Annually, more than 3 million child deaths around the world are linked to undernutrition. Put another way, nearly half of all children who die each year die because they don’t have access to enough food or the right food.  

Partners In Health sees the far-reaching effects of malnutrition at many of our sites. Without food, a child’s physical and cognitive growth is stunted. Without food, taking daily medications can be a painful chore. Without food, it’s hard to muster the energy to get through a school day or workday.

Recently, we took an in-depth look at the newly opened Nourimanba Production Facility and how it’s helping provide lifesaving treatment to malnourished children in Haiti’s Central Plateau and Artibonite regions. In the course of reporting the story, we interviewed Marie Landy Zamor, the nutrition coordinator at Zanmi Lasante, PIH’s Haitian sister organization.

Zamor, 28, began working for PIH/ZL in 2008. Over the past five years she has cultivated an intimate knowledge of malnutrition in rural Haiti. To mark World Food Day, we asked Zamor to share insights and reflections on her work.

As nutrition coordinator, what does an average day entail?

I provide technical supervision for all activities under the malnutrition program. I work very closely with nurses. The malnutrition programs at our clinics are run by nurses—they educate patients and families, give out Nourimanba, weigh patients, and take care of all the activities related to screening and treating malnutrition.

I travel among ZL’s sites often to make sure we’re all following national protocols and that everything is running smoothly. If there are many patients, I’ll help with the clinical work.

And there is a lot of reporting to do to help with monitoring programs and patients.

I believe in a preferential option for the poor and PIH/ZL’s mission of giving services to those who can’t access them. In the nutrition program, I see this firsthand every day.

You have a daunting job. What motivates you?

I believe in a preferential option for the poor and PIH/ZL’s mission of giving services to those who can’t access them. In the nutrition program, I see this firsthand every day.

Every person has the right to eat food. Unfortunately, Haiti is such a poor country that many people don’t have the means. If you have the opportunity to go out into the countryside—to the houses people live in, the conditions they live in every day—it would leave a lot of bad memories for you.

But because of ZL’s level of service, I get to see results. By monitoring patients and accompanying them, we’re able to track their progress.

What’s the biggest challenge?

The biggest challenge is adherence.
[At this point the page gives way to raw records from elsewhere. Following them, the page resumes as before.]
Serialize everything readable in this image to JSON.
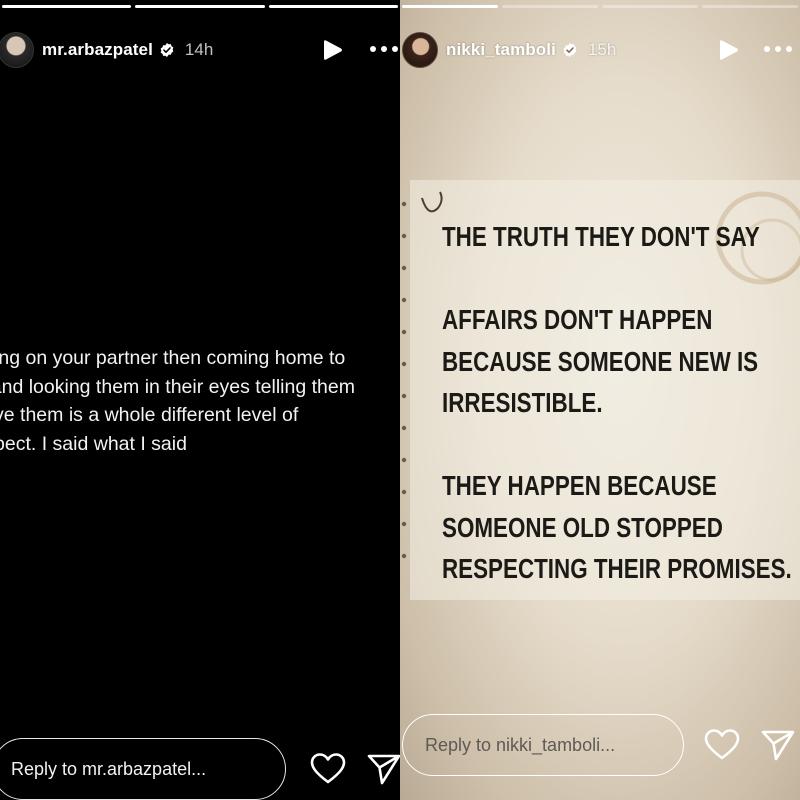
{
  "left_story": {
    "username": "mr.arbazpatel",
    "time": "14h",
    "progress": {
      "segments": 3,
      "current": 3
    },
    "text_lines": [
      "Cheating on your partner then coming home to",
      "them and looking them in their eyes telling them",
      "you love them is a whole different level of",
      "disrespect. I said what I said"
    ],
    "reply_placeholder": "Reply to mr.arbazpatel..."
  },
  "right_story": {
    "username": "nikki_tamboli",
    "time": "15h",
    "progress": {
      "segments": 4,
      "current": 1
    },
    "quote_lines": [
      "THE TRUTH THEY DON'T SAY",
      "",
      "AFFAIRS DON'T HAPPEN",
      "BECAUSE SOMEONE NEW IS",
      "IRRESISTIBLE.",
      "",
      "THEY HAPPEN BECAUSE",
      "SOMEONE OLD STOPPED",
      "RESPECTING THEIR PROMISES."
    ],
    "reply_placeholder": "Reply to nikki_tamboli..."
  },
  "icons": {
    "verified": "verified-badge-icon",
    "play": "play-icon",
    "more": "more-options-icon",
    "like": "heart-icon",
    "share": "send-icon"
  }
}
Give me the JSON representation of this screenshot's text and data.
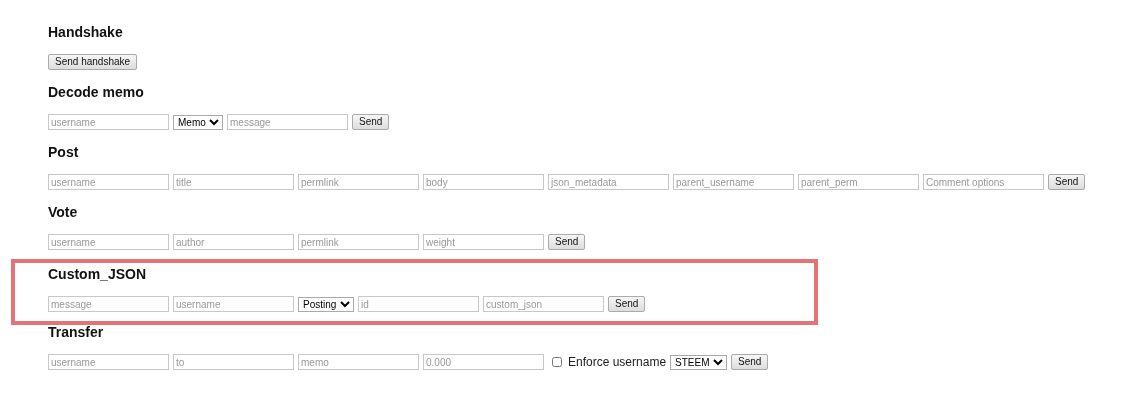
{
  "sections": [
    {
      "title": "Handshake",
      "highlighted": false,
      "controls": [
        {
          "kind": "button",
          "label": "Send handshake"
        }
      ]
    },
    {
      "title": "Decode memo",
      "highlighted": false,
      "controls": [
        {
          "kind": "input",
          "placeholder": "username"
        },
        {
          "kind": "select",
          "value": "Memo"
        },
        {
          "kind": "input",
          "placeholder": "message"
        },
        {
          "kind": "button",
          "label": "Send"
        }
      ]
    },
    {
      "title": "Post",
      "highlighted": false,
      "controls": [
        {
          "kind": "input",
          "placeholder": "username"
        },
        {
          "kind": "input",
          "placeholder": "title"
        },
        {
          "kind": "input",
          "placeholder": "permlink"
        },
        {
          "kind": "input",
          "placeholder": "body"
        },
        {
          "kind": "input",
          "placeholder": "json_metadata"
        },
        {
          "kind": "input",
          "placeholder": "parent_username"
        },
        {
          "kind": "input",
          "placeholder": "parent_perm"
        },
        {
          "kind": "input",
          "placeholder": "Comment options"
        },
        {
          "kind": "button",
          "label": "Send"
        }
      ]
    },
    {
      "title": "Vote",
      "highlighted": false,
      "controls": [
        {
          "kind": "input",
          "placeholder": "username"
        },
        {
          "kind": "input",
          "placeholder": "author"
        },
        {
          "kind": "input",
          "placeholder": "permlink"
        },
        {
          "kind": "input",
          "placeholder": "weight"
        },
        {
          "kind": "button",
          "label": "Send"
        }
      ]
    },
    {
      "title": "Custom_JSON",
      "highlighted": true,
      "controls": [
        {
          "kind": "input",
          "placeholder": "message"
        },
        {
          "kind": "input",
          "placeholder": "username"
        },
        {
          "kind": "select",
          "value": "Posting"
        },
        {
          "kind": "input",
          "placeholder": "id"
        },
        {
          "kind": "input",
          "placeholder": "custom_json"
        },
        {
          "kind": "button",
          "label": "Send"
        }
      ]
    },
    {
      "title": "Transfer",
      "highlighted": false,
      "controls": [
        {
          "kind": "input",
          "placeholder": "username"
        },
        {
          "kind": "input",
          "placeholder": "to"
        },
        {
          "kind": "input",
          "placeholder": "memo"
        },
        {
          "kind": "input",
          "placeholder": "0.000"
        },
        {
          "kind": "checkbox",
          "label": "Enforce username",
          "checked": false
        },
        {
          "kind": "select",
          "value": "STEEM"
        },
        {
          "kind": "button",
          "label": "Send"
        }
      ]
    }
  ]
}
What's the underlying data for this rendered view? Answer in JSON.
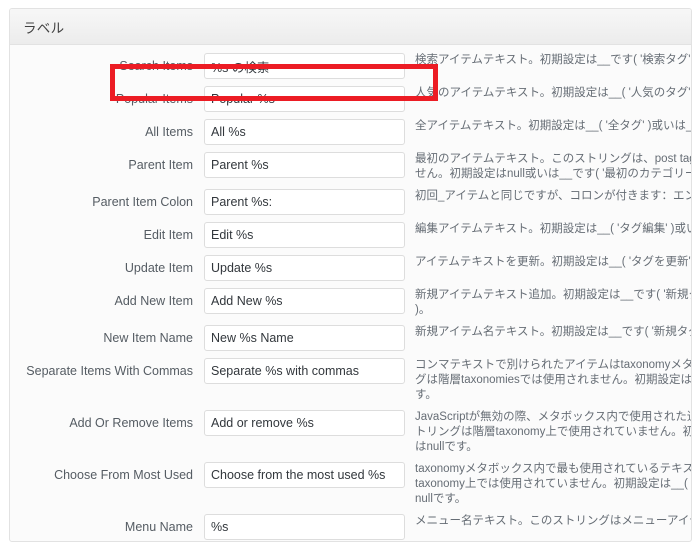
{
  "panel": {
    "title": "ラベル"
  },
  "highlight": {
    "color": "#ec1c24",
    "target_row": "Search Items"
  },
  "rows": [
    {
      "label": "Search Items",
      "value": "%s の検索",
      "desc": [
        "検索アイテムテキスト。初期設定は__です( '検索タグ' )。"
      ],
      "gap_before": 0
    },
    {
      "label": "Popular Items",
      "value": "Popular %s",
      "desc": [
        "人気のアイテムテキスト。初期設定は__( '人気のタグ' )。"
      ],
      "gap_before": 7
    },
    {
      "label": "All Items",
      "value": "All %s",
      "desc": [
        "全アイテムテキスト。初期設定は__( '全タグ' )或いは__です。"
      ],
      "gap_before": 7
    },
    {
      "label": "Parent Item",
      "value": "Parent %s",
      "desc": [
        "最初のアイテムテキスト。このストリングは、post tag(投稿タグ)では使用されま",
        "せん。初期設定はnull或いは__です( '最初のカテゴリー' )。"
      ],
      "gap_before": 7
    },
    {
      "label": "Parent Item Colon",
      "value": "Parent %s:",
      "desc": [
        "初回_アイテムと同じですが、コロンが付きます：エントリー編集画面で使用。"
      ],
      "gap_before": 7
    },
    {
      "label": "Edit Item",
      "value": "Edit %s",
      "desc": [
        "編集アイテムテキスト。初期設定は__( 'タグ編集' )或いは__です。"
      ],
      "gap_before": 7
    },
    {
      "label": "Update Item",
      "value": "Update %s",
      "desc": [
        "アイテムテキストを更新。初期設定は__( 'タグを更新' )或いは__です。"
      ],
      "gap_before": 7
    },
    {
      "label": "Add New Item",
      "value": "Add New %s",
      "desc": [
        "新規アイテムテキスト追加。初期設定は__です( '新規タグを追加' )或いは__です",
        ")。"
      ],
      "gap_before": 7
    },
    {
      "label": "New Item Name",
      "value": "New %s Name",
      "desc": [
        "新規アイテム名テキスト。初期設定は__です( '新規タグ名' )或いは__です。"
      ],
      "gap_before": 7
    },
    {
      "label": "Separate Items With Commas",
      "value": "Separate %s with commas",
      "desc": [
        "コンマテキストで別けられたアイテムはtaxonomyメタボックス内で使用。このストリン",
        "グは階層taxonomiesでは使用されません。初期設定は__( 'タグはコンマで区切りま',",
        "す。"
      ],
      "gap_before": 7
    },
    {
      "label": "Add Or Remove Items",
      "value": "Add or remove %s",
      "desc": [
        "JavaScriptが無効の際、メタボックス内で使用された追加や削除アイテム。このス",
        "トリングは階層taxonomy上で使用されていません。初期設定は__です。或い",
        "はnullです。"
      ],
      "gap_before": 7
    },
    {
      "label": "Choose From Most Used",
      "value": "Choose from the most used %s",
      "desc": [
        "taxonomyメタボックス内で最も使用されているテキストから選択。このストリングは階層",
        "taxonomy上では使用されていません。初期設定は__( '最も使用されたもの' )或いは",
        "nullです。"
      ],
      "gap_before": 7
    },
    {
      "label": "Menu Name",
      "value": "%s",
      "desc": [
        "メニュー名テキスト。このストリングはメニューアイテムのラベルとして使用されます。"
      ],
      "gap_before": 7
    }
  ]
}
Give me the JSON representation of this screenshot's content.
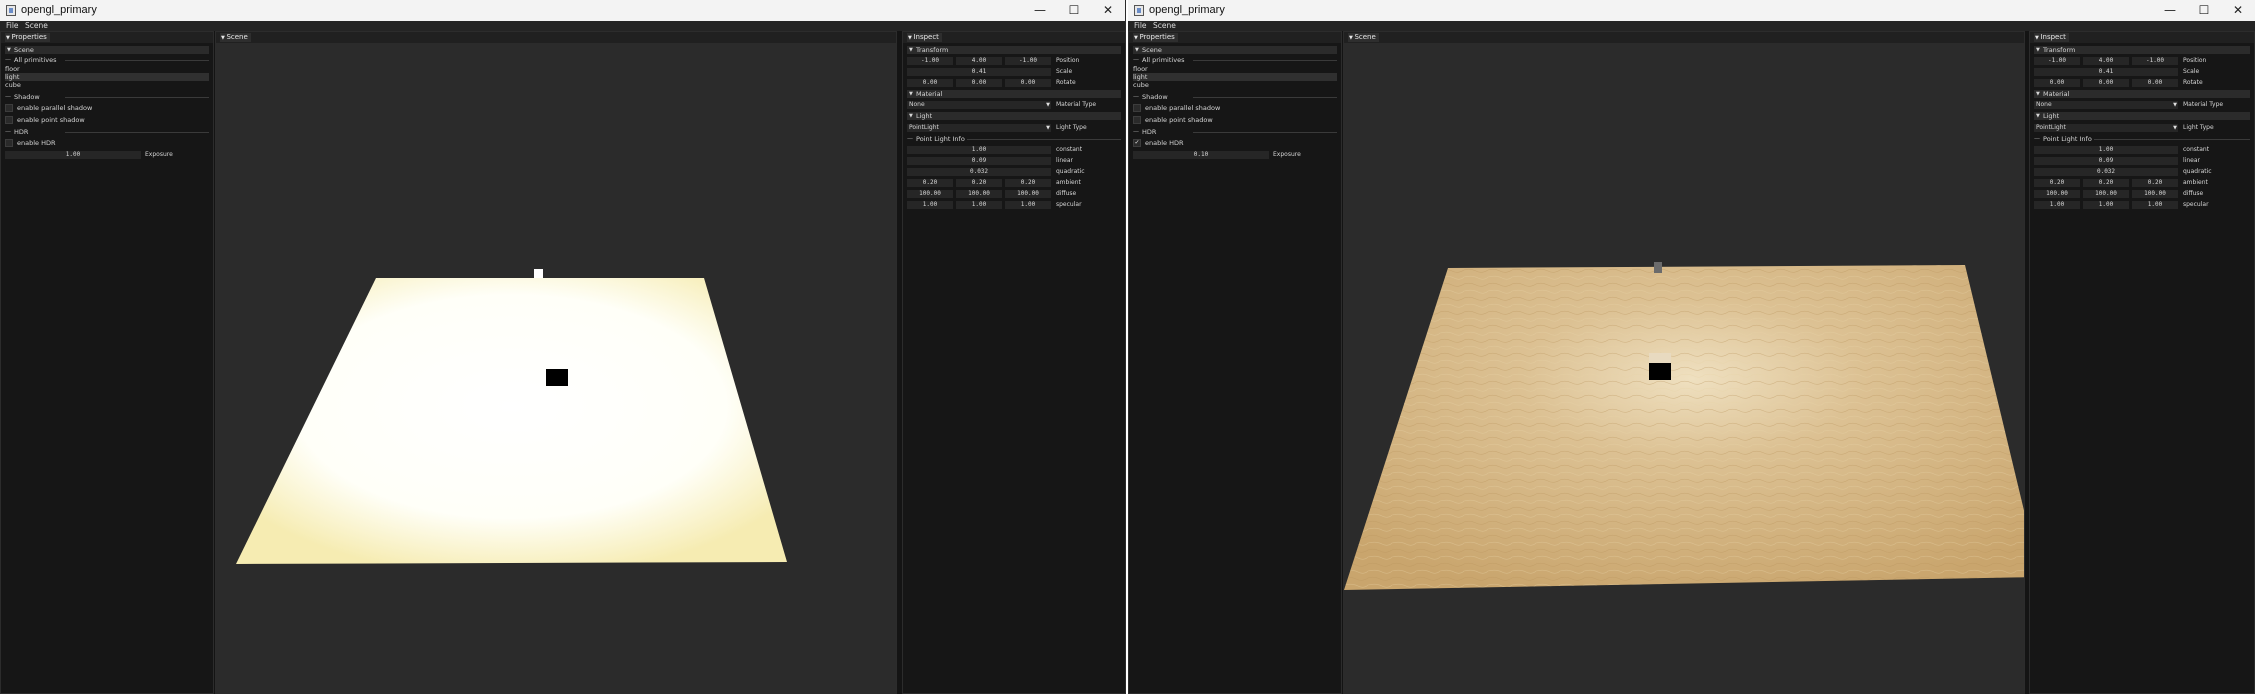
{
  "windows": [
    {
      "title": "opengl_primary",
      "menu": [
        "File",
        "Scene"
      ],
      "properties": {
        "title": "Properties",
        "scene_header": "Scene",
        "all_primitives": "All primitives",
        "primitives": [
          "floor",
          "light",
          "cube"
        ],
        "shadow_header": "Shadow",
        "parallel_shadow": "enable parallel shadow",
        "point_shadow": "enable point shadow",
        "hdr_header": "HDR",
        "enable_hdr": "enable HDR",
        "hdr_checked": false,
        "exposure_value": "1.00",
        "exposure_label": "Exposure"
      },
      "scene_title": "Scene",
      "floor_appearance": "overexposed",
      "inspect": {
        "title": "Inspect",
        "transform_header": "Transform",
        "position": [
          "-1.00",
          "4.00",
          "-1.00"
        ],
        "position_label": "Position",
        "scale": "0.41",
        "scale_label": "Scale",
        "rotate": [
          "0.00",
          "0.00",
          "0.00"
        ],
        "rotate_label": "Rotate",
        "material_header": "Material",
        "material_type": "None",
        "material_type_label": "Material Type",
        "light_header": "Light",
        "light_type": "PointLight",
        "light_type_label": "Light Type",
        "point_light_info": "Point Light Info",
        "constant": "1.00",
        "constant_label": "constant",
        "linear": "0.09",
        "linear_label": "linear",
        "quadratic": "0.032",
        "quadratic_label": "quadratic",
        "ambient": [
          "0.20",
          "0.20",
          "0.20"
        ],
        "ambient_label": "ambient",
        "diffuse": [
          "100.00",
          "100.00",
          "100.00"
        ],
        "diffuse_label": "diffuse",
        "specular": [
          "1.00",
          "1.00",
          "1.00"
        ],
        "specular_label": "specular"
      }
    },
    {
      "title": "opengl_primary",
      "menu": [
        "File",
        "Scene"
      ],
      "properties": {
        "title": "Properties",
        "scene_header": "Scene",
        "all_primitives": "All primitives",
        "primitives": [
          "floor",
          "light",
          "cube"
        ],
        "shadow_header": "Shadow",
        "parallel_shadow": "enable parallel shadow",
        "point_shadow": "enable point shadow",
        "hdr_header": "HDR",
        "enable_hdr": "enable HDR",
        "hdr_checked": true,
        "exposure_value": "0.10",
        "exposure_label": "Exposure"
      },
      "scene_title": "Scene",
      "floor_appearance": "tonemapped",
      "inspect": {
        "title": "Inspect",
        "transform_header": "Transform",
        "position": [
          "-1.00",
          "4.00",
          "-1.00"
        ],
        "position_label": "Position",
        "scale": "0.41",
        "scale_label": "Scale",
        "rotate": [
          "0.00",
          "0.00",
          "0.00"
        ],
        "rotate_label": "Rotate",
        "material_header": "Material",
        "material_type": "None",
        "material_type_label": "Material Type",
        "light_header": "Light",
        "light_type": "PointLight",
        "light_type_label": "Light Type",
        "point_light_info": "Point Light Info",
        "constant": "1.00",
        "constant_label": "constant",
        "linear": "0.09",
        "linear_label": "linear",
        "quadratic": "0.032",
        "quadratic_label": "quadratic",
        "ambient": [
          "0.20",
          "0.20",
          "0.20"
        ],
        "ambient_label": "ambient",
        "diffuse": [
          "100.00",
          "100.00",
          "100.00"
        ],
        "diffuse_label": "diffuse",
        "specular": [
          "1.00",
          "1.00",
          "1.00"
        ],
        "specular_label": "specular"
      }
    }
  ],
  "colors": {
    "viewport_bg": "#2b2b2b",
    "panel_bg": "#161616",
    "floor_overexposed": "#fffef2",
    "floor_tonemapped": "#d8b98a"
  }
}
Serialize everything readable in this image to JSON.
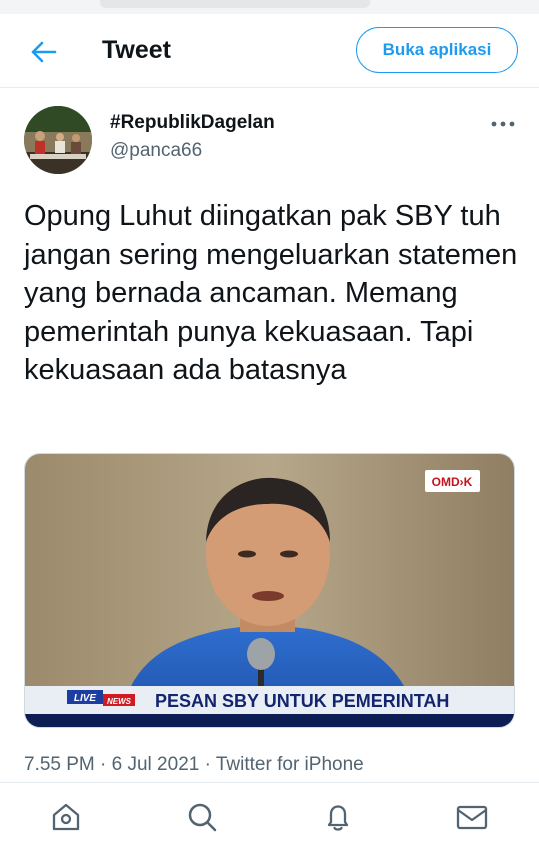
{
  "header": {
    "title": "Tweet",
    "open_app_label": "Buka aplikasi",
    "back_icon": "arrow-left-icon"
  },
  "tweet": {
    "display_name": "#RepublikDagelan",
    "handle": "@panca66",
    "text": "Opung Luhut diingatkan pak SBY tuh jangan sering mengeluarkan statemen yang bernada ancaman. Memang pemerintah punya kekuasaan. Tapi kekuasaan ada batasnya",
    "timestamp": "7.55 PM · 6 Jul 2021 · Twitter for iPhone",
    "media": {
      "channel_logo": "OMD›K",
      "live_badge": "LIVE",
      "news_badge": "NEWS",
      "caption": "PESAN SBY UNTUK PEMERINTAH"
    }
  },
  "bottom_nav": {
    "items": [
      "home-icon",
      "search-icon",
      "bell-icon",
      "mail-icon"
    ]
  },
  "colors": {
    "accent": "#1d9bf0",
    "text_primary": "#0f1419",
    "text_secondary": "#536471",
    "border": "#e6ecf0"
  }
}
Kids come each week and from very far away. We do weekly appointments to closely monitor kids because they are at high risk of developing complications, so we need to provide constant supervision. Some families walk three hours to reach the clinic. They have to walk because they don’t have transportation.

There is a relationship between how far people live from the clinic and how sick they are. Those who are far don’t have access to health care and there is the issue of access to food. If you live near a market town you have better access to food.

That’s where adherence becomes a challenge and that is why we are rooted in the communities we serve.

Can you talk about the importance of educating patients and families about nutrition?

Some parents don’t understand what malnutrition is. It’s important to educate the parents so that they come to the clinic and aren’t embarrassed. Showing the family how to prepare different meals for their children with food that is accessible helps. We provide this information in the clinic when children are screened for malnutrition. And then the nutrition team makes a monthly home visit to continuing working with the family.

We also have a monthly meeting for parents to discuss nutrition and other issues that relate, such as hygiene, how to treat water, and how to wash fruit and vegetables. The immune system is weaker in malnourished kids, so this is all very important for families to know.

How do you foresee the Nourimanba Production Facility improving ZL’s ability to treat malnutrition?

The most important thing is having enough Nourimanba for the patients in our catchment area, and the facility will help achieve this. The facility also represents a better quality product. Many tests are done to make sure we’re delivering the best treatment possible to our patients.

I want to say that treatment is important, of course. But so is prevention. Economic conditions, social conditions, schools, agriculture—they all need to improve before you can properly solve the problem.